A woman has filed a paternity suit against the heirs of Spanish surrealist painter, Salvador Dalí, requesting her DNA be tested to see if she is a match with the iconic Spaniard, who died in 1989.
The woman, known as María Pilar A. has filed the suit with judges in Madrid, reported Catalan daily, La Vanguardia, on Thursday.
She filed the suit against the Spanish state – specifically the tax office and public administration – as well as the Dalí Foundation, which acts as Dalí's official estate.
María Pilar, who is asking for Dalí to be recognized as her father and his name be added to the civil registry, says she was born on February 1st 1956 after a friendship between the surrealist painter and her mother, Antonia, turned into a secret romance.
Dali had by this time been married to his muse, Gala, since 1934. The couple also married before the Catholic church in 1958, requiring special dispensation from the Pope because Gala had been married before.
María Pilar A. claims her mother met the painter in Port Lliget, the small fishing village where Dali lived. His home in the village was converted into a museum after his death.
María Pilar’s mother spoke of her parentage in the presence of several people, including a caregiver, who is named in the suit.
After that she made contact with Dalí’s biographer and personal representative and agreed to a DNA test.

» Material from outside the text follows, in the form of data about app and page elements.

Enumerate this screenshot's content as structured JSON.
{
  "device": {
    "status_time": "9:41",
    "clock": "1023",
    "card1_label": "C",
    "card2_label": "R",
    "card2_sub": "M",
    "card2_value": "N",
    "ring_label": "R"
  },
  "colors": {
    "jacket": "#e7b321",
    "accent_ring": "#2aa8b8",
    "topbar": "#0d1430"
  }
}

She sent him a sample, along with a "death mask that contained traces of Dali’s hair and skin", but never received the results of the DNA test.
Her lawyer, Francesc Bueno, has asked the judge to send a request for the DNA results, or else that the Institute of Legal Medicine check the relationship between the supposed daughter and Dalí.